has a history of sparse, acoustic arrangementssomething that transmits energy and inspiration in a simpler manner. Her video for "Take Me Home" is something else altogether, louder, slightly more unhinged, cathartic. It's the result of Ariel's new project, The Undertow; a full band that flashes elements that are both familiar and experimental all at once. Explains Rubin, "(the song) starts a cappella in a throwback to the big-band era jazz I devoured as a teenager. Then the band drops in and its suddenly this pulsating, high-energy rock song. Im really proud of it." She should be. Have a look at the icy video premiere.

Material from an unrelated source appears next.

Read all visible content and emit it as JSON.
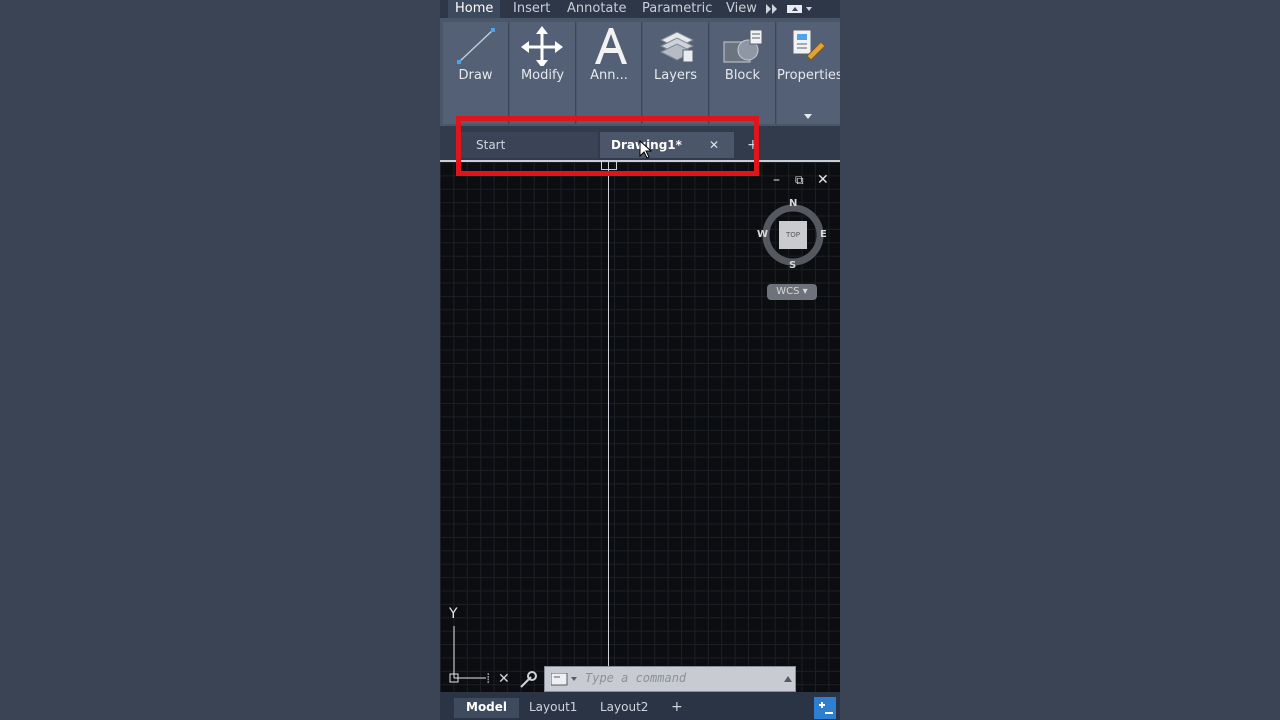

Ariel + the Undertow came to formation towards the end of the lead singer's battle with chronic fatigue syndrome. The illness caused Rubin to quit her job as a photographer and move home where she spent a year sleeping and writing music. "During this period, I was functioning very slowly and each day was a battle to complete the most basic tasks," recalls Rubin. "I described this to a friend who told me the story of when she nearly drowned. Something about it felt so familiar. She relayed how the harder she fought the current, the quicker it pulled her under. It was only when she stopped struggling that she was raised back to the surface. There was something so beautiful and metaphoric about her description of that moment of letting go."
This idea resulted in Ariel + the Undertows new musical energy and message. "The first lines on our upcoming record (on the song titled "Kindness From Strangers") are 'Oh Marilyn, Virginia, and Sylvia too/ So bold with such beauty, so filled with the blues/ Ive idolized and fantasized and got down there too/ But no matter what happens I won't follow you! The names reference Marilyn Monroe, Virginia Woolf and Sylvia Plath and its both a statement of appreciation for the intense emotion so many artists struggle with and a triumphant refusal to step into darkness and death."